Is It OK To Provide A Recorded Statement To The Insurance Company?
It is a standard question you will hear immediately upon contact from the at-fault parties auto insurance company or corporate home office-after a car accident or personal injury such as a premises liability claim: “We would like you to give a recorded statement.”
The car accident adjuster will make contact with you in very short order after the crash and explain that it is standard procedure for them to need two very simply things: 1) a recorded statement regarding what happened and 2) a medical release so they can collect your medical records and bills. Seems like very reasonable requests and the insurance company is being helpful to you, right? Wrong.
Is It Required?
No. There is absolutely no requirement, much less a legal duty under Georgia law, to provide a recorded statement to the at-fault party’s insurance company. The insurance company is only asking in the hopes of helping themselves defend against your personal injury claim later.
That is exactly why often times immediately after the car wreck, you will receive an initial letter from the adjuster introducing himself or herself and stating that they will close their file if you do not make contact; provide a statement; and fill out the medical release form sent along with the letter. You can ignore this letter all together because all that matters is that you do not wait to pursue your case past Georgia’s Statute of Limitations (2 yrs.).
The insurance company can and will re-open the file any time it receives information from you, including a copy of a lawsuit. You may and should totally ignore these tactics by Georgia car insurance companies, because they are just that, tactics to protect the insurance company, not you!
Why shouldn’t I give a statement?
After all, I have nothing to hide? While it is true you have nothing to hide, adjusters are trained in how to get admissions out of you without you even knowing that you are helping them defend against an otherwise defenseless case with tricky or open-ended questions that when replayed to a jury out of context appears to be an admission by you to such things as not being badly hurt.
They may try to get you to admit that you did not do anything to avoid the collision, even if there was nothing you could have done. They may try to trick you into admitting something that was not true such as how fast you were going at the time, how far away their driver was from you before the collision, or what you did or did not see at the time. Again, adjusters are trained to conduct these interviews and to secure testimony that makes it less likely that their driver is to blame or simply corners you in to that testimony later in the case when it becomes important.
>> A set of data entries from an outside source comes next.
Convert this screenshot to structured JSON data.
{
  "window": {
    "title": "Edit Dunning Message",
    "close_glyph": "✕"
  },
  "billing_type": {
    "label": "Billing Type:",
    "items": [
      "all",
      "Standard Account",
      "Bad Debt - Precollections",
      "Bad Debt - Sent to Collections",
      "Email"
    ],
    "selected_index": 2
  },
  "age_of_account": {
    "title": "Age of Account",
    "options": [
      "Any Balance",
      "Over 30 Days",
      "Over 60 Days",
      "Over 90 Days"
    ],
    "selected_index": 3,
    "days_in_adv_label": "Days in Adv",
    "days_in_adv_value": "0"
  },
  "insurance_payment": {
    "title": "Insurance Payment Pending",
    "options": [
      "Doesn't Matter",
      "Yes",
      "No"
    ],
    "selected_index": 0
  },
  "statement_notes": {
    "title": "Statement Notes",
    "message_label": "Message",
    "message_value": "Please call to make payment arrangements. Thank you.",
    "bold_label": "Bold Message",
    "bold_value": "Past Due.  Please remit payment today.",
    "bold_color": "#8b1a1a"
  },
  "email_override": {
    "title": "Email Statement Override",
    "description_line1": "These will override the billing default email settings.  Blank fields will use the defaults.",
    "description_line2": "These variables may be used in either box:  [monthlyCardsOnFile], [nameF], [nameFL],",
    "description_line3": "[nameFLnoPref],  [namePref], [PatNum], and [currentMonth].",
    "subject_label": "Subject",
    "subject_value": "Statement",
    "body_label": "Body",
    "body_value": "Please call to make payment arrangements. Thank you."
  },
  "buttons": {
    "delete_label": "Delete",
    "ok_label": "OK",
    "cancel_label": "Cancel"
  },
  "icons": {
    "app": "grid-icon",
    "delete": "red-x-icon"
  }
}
What About The Medical Record Release Authorization?
You may now be thinking, well that makes sense but certainly the medical release request at least a fair request? Wrong, again.
Remember, insurance companies do not do anything to protect your interests. Insurance companies in Georgia will use an executed medical release to collect every medical record for all past treatment to help begin to build a defense to your injury claim that you suffered from pre-existing conditions that explain why you are injured not the crash itself.
To top it all off, the insurance company will not even provide you with copies of what they have collected on you. Never provide a medical release to the insurance company. It can only hurt you.
The insurance company has no legal right to require it. You are the only who should be providing the insurance company with your medical records and billing statements for the treatment received since the injury in question, only. For this reason and many others, if you have a serious injury, hire an Atlanta Personal Injury Attorney with experience dealing with insurance companies and corporate home offices before you do something that hurts your claim.
How We Tell Our Clients To Handle These Requests
We tell our clients that the best way to handle these requests is to politely decline to give a recorded statement. Tell the adjuster that you will certainly provide him or her with all related medical records and bills as well as the police report in order for the insurance company to have all the information it needs to make an informed decision about settlement.
We further tell our clients to politely decline to sign the medical authorization form and instead tell the adjuster you